In Rotterdam we saw this fabulous Bobbing Forest installation by the Dutch artist Jorge Bakker. The installation consists of floating buoys that have live trees planted in them. In the winds and waves of the Rijnhaven bay, the trees bob and sway around beautifully. The Bobbing Forest creates an interesting, new type of forest close to a very concrete-jungle part of Rotterdam. Kudos for the people who have made this happen!
The Portable Farm was successfully planted and is now ready for the summer. Thanks to the amazing people at Maijala service center!
The first phase of planting for the Portable Farm was carried out successfully. The brisk residents of the Maijala service center in Kangasala planted the seedlings of useful plants and flowers very quickly. The weather was a bit cold, but let’s hope at least some of the plants will survive and prosper! We also planted a family apple tree that has branches from 4 different apple varieties. We’ll see if we get proper harvest already this year.

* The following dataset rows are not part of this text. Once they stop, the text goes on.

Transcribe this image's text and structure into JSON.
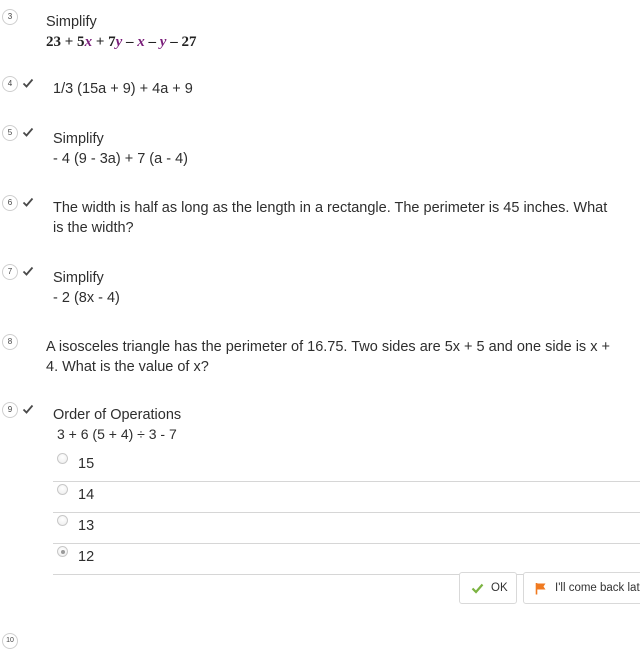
{
  "questions": [
    {
      "number": "3",
      "checked": false,
      "title": "Simplify",
      "expression": {
        "a": "23 + 5",
        "x1": "x",
        "b": " + 7",
        "y1": "y",
        "c": " – ",
        "x2": "x",
        "d": " – ",
        "y2": "y",
        "e": " – 27"
      }
    },
    {
      "number": "4",
      "checked": true,
      "text": "1/3 (15a + 9) + 4a + 9"
    },
    {
      "number": "5",
      "checked": true,
      "title": "Simplify",
      "text": "- 4 (9 - 3a)  + 7 (a - 4)"
    },
    {
      "number": "6",
      "checked": true,
      "line1": "The width is half as long as the length in a rectangle. The perimeter is 45 inches. What",
      "line2": "is the width?"
    },
    {
      "number": "7",
      "checked": true,
      "title": "Simplify",
      "text": "- 2 (8x - 4)"
    },
    {
      "number": "8",
      "checked": false,
      "line1": "A isosceles triangle has the perimeter of 16.75. Two sides are 5x + 5 and one side is x +",
      "line2": "4. What is the value of x?"
    },
    {
      "number": "9",
      "checked": true,
      "title": "Order of Operations",
      "text": "3 + 6 (5 + 4) ÷ 3 - 7",
      "options": [
        {
          "label": "15",
          "selected": false
        },
        {
          "label": "14",
          "selected": false
        },
        {
          "label": "13",
          "selected": false
        },
        {
          "label": "12",
          "selected": true
        }
      ]
    }
  ],
  "actions": {
    "ok_label": "OK",
    "later_label": "I'll come back later"
  },
  "next_number": "10",
  "colors": {
    "check": "#4a4a4a",
    "ok_check": "#7cb342",
    "flag": "#f07a20",
    "variable": "#7a1e7a"
  }
}
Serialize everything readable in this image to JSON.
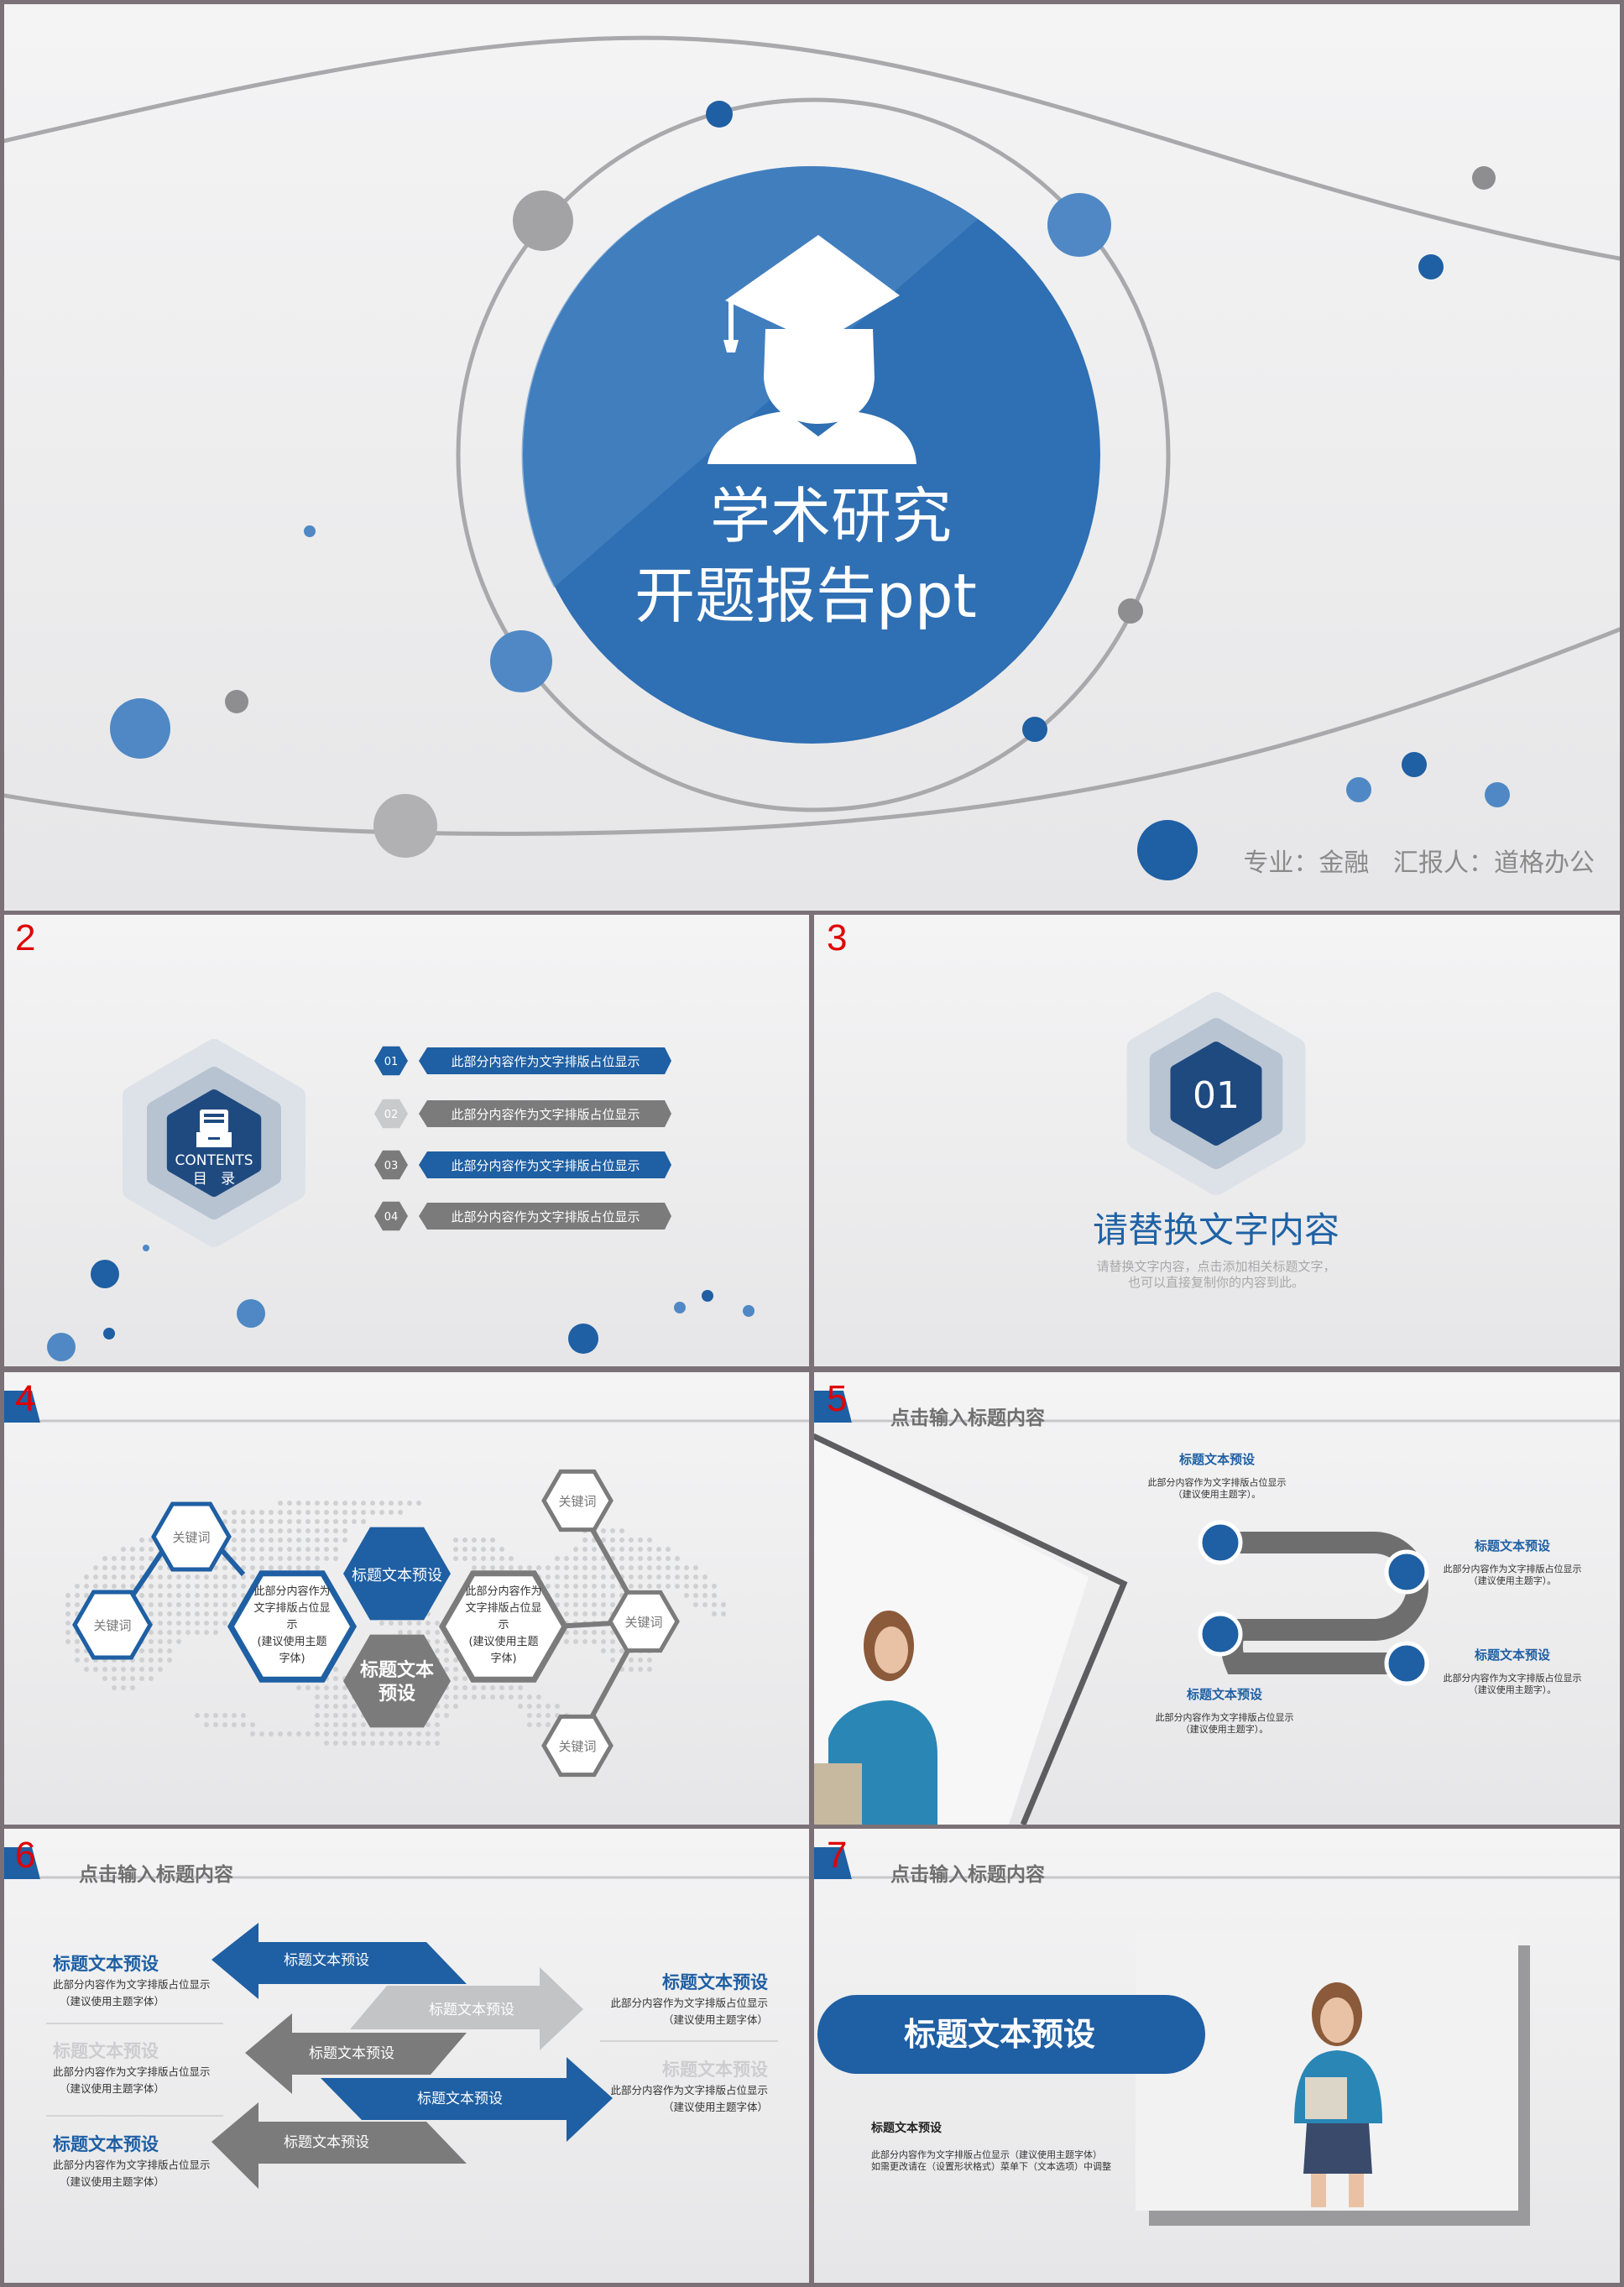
{
  "colors": {
    "blue": "#1f5fa3",
    "dark_blue": "#1f4a80",
    "gray": "#7b7b7b",
    "light_gray": "#c3c4c6",
    "slide_number": "#e00000"
  },
  "slide1": {
    "title_line1": "学术研究",
    "title_line2": "开题报告ppt",
    "footer": "专业：金融   汇报人：道格办公",
    "icon": "graduate-cap-icon"
  },
  "slide2": {
    "number": "2",
    "contents_en": "CONTENTS",
    "contents_cn": "目   录",
    "icon": "file-drawer-icon",
    "items": [
      {
        "num": "01",
        "label": "此部分内容作为文字排版占位显示"
      },
      {
        "num": "02",
        "label": "此部分内容作为文字排版占位显示"
      },
      {
        "num": "03",
        "label": "此部分内容作为文字排版占位显示"
      },
      {
        "num": "04",
        "label": "此部分内容作为文字排版占位显示"
      }
    ]
  },
  "slide3": {
    "number": "3",
    "badge": "01",
    "title": "请替换文字内容",
    "desc_line1": "请替换文字内容，点击添加相关标题文字，",
    "desc_line2": "也可以直接复制你的内容到此。"
  },
  "slide4": {
    "number": "4",
    "keywords": [
      "关键词",
      "关键词",
      "关键词",
      "关键词",
      "关键词"
    ],
    "title_blue": "标题文本预设",
    "title_gray_line1": "标题文本",
    "title_gray_line2": "预设",
    "body_lines": [
      "此部分内容作为",
      "文字排版占位显",
      "示",
      "(建议使用主题",
      "字体)"
    ]
  },
  "slide5": {
    "number": "5",
    "header": "点击输入标题内容",
    "points": [
      {
        "title": "标题文本预设",
        "line1": "此部分内容作为文字排版占位显示",
        "line2": "（建议使用主题字）。"
      },
      {
        "title": "标题文本预设",
        "line1": "此部分内容作为文字排版占位显示",
        "line2": "（建议使用主题字）。"
      },
      {
        "title": "标题文本预设",
        "line1": "此部分内容作为文字排版占位显示",
        "line2": "（建议使用主题字）。"
      },
      {
        "title": "标题文本预设",
        "line1": "此部分内容作为文字排版占位显示",
        "line2": "（建议使用主题字）。"
      }
    ]
  },
  "slide6": {
    "number": "6",
    "header": "点击输入标题内容",
    "arrows": [
      "标题文本预设",
      "标题文本预设",
      "标题文本预设",
      "标题文本预设",
      "标题文本预设"
    ],
    "left_blocks": [
      {
        "title": "标题文本预设",
        "line1": "此部分内容作为文字排版占位显示",
        "line2": "（建议使用主题字体）"
      },
      {
        "title": "标题文本预设",
        "line1": "此部分内容作为文字排版占位显示",
        "line2": "（建议使用主题字体）"
      },
      {
        "title": "标题文本预设",
        "line1": "此部分内容作为文字排版占位显示",
        "line2": "（建议使用主题字体）"
      }
    ],
    "right_blocks": [
      {
        "title": "标题文本预设",
        "line1": "此部分内容作为文字排版占位显示",
        "line2": "（建议使用主题字体）"
      },
      {
        "title": "标题文本预设",
        "line1": "此部分内容作为文字排版占位显示",
        "line2": "（建议使用主题字体）"
      }
    ]
  },
  "slide7": {
    "number": "7",
    "header": "点击输入标题内容",
    "pill_title": "标题文本预设",
    "sub_title": "标题文本预设",
    "line1": "此部分内容作为文字排版占位显示（建议使用主题字体）",
    "line2": "如需更改请在（设置形状格式）菜单下（文本选项）中调整"
  }
}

The spring has been really cold in Finland but finally it’s getting a tad warmer. We are preparing to plant the first phase of the Movable Bilberry Pad project with the residents of Maijala service center in Kangasala. The project is funded by Kone Foundation & the Finnish Cultural Fund and very generously sponsored by Messupuu and Piiraisen Viherpalvelu. A Big Thank you to all of them for making this project possible!